"Five or 10 years ago, there wouldn't have been any," says Laverty. "Flatpack assembly is now a significant category for us, particularly around Christmas time."
If you do have a handyman over to assemble that bookcase, they will charge an hourly rate of "between €30 and €50 an hour", according to Laverty. It's a lot of money to throw at a problem that generally requires a soft-face hammer and some perseverance.
Laverty isn't convinced this is down to a loss of expertise, however. "They might have the skills - there's not a lot of skills required to put together a flatpack - but not a lot of time. I'd say that it's more convenience or laziness, if you want to put it that way. They don't have the time or the inclination."
Laverty says there has also been a huge increase in the number of requests for painters and for other manageable tasks, such as garden work and laying laminate floors. "I guess there's a lot of people out there with soft hands," he says.
Alan Grant was one of the founders of Expert Hardware - the umbrella group of independent hardware shops that combined their might in the mid-2000s to fight the multiples. He also presented a DIY slot on RTE's Today Show.
Grant disputes the claim of a decline in DIY and says customers are attempting more of their own repair and maintenance jobs than ever.
"People are proactive in finding out how to do stuff themselves. They watch YouTube videos, and they come in with printouts and photos and a shopping list from the internet," he says.
But even that suggests a change in the culture. While Grant says people are turning to the internet for guidance, a generation ago they would probably have known what they needed to know already, having learned it from dad.
This begs the question as to whether you should attempt a DIY job if you don't know what you're doing. Can YouTube save you from blowing up the house or doing yourself an injury?
Trustmark is a UK government-backed scheme to support tradespeople. It has done research showing that badly done DIY could cut up to 11pc off the value of your home, with nine out of 10 buyers saying they'd lower their offer if they saw a botched DIY job.
But messy paint or crooked shelving are one thing, but where ambition exceeds ability, the damage can be serious and expensive. "Let's knock through into the dining room," you say, taking a sledgehammer to a load-bearing wall.

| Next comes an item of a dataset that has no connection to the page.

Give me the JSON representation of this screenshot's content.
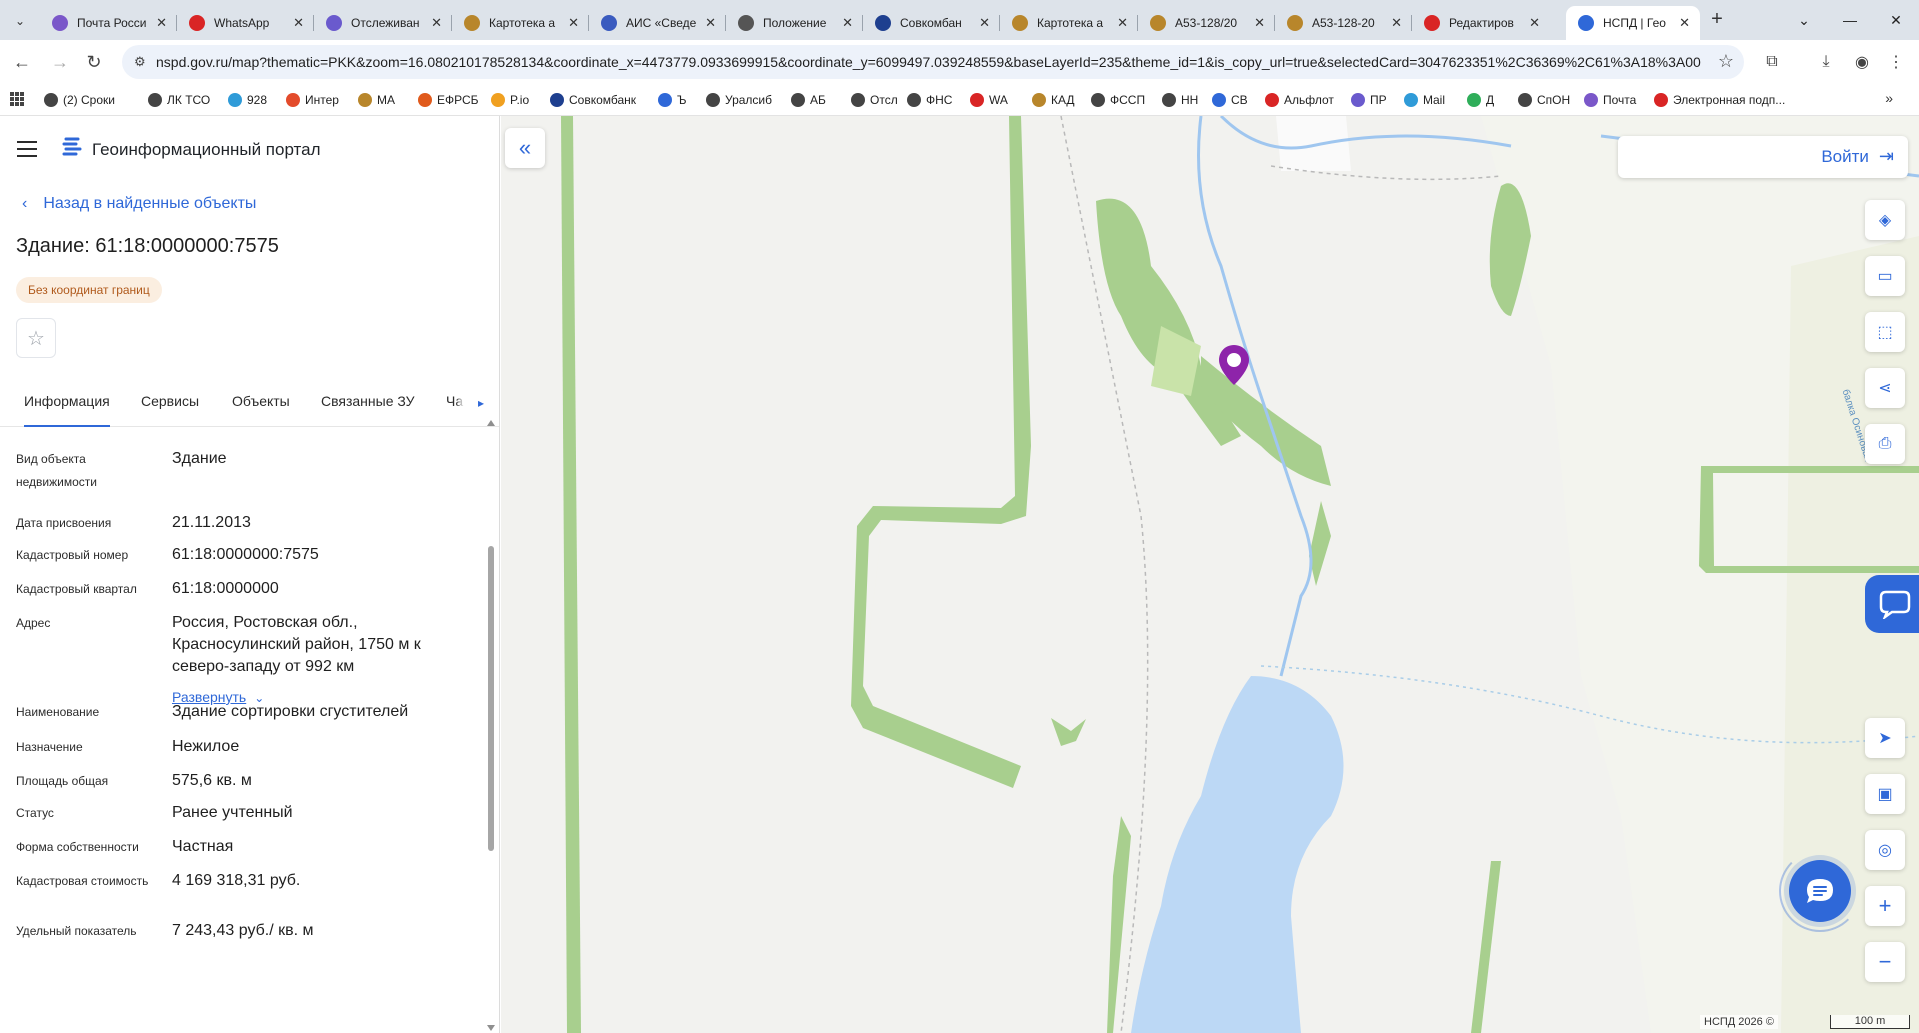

"If you want a thing done well, do it yourself," the saying goes.
But remember who said it?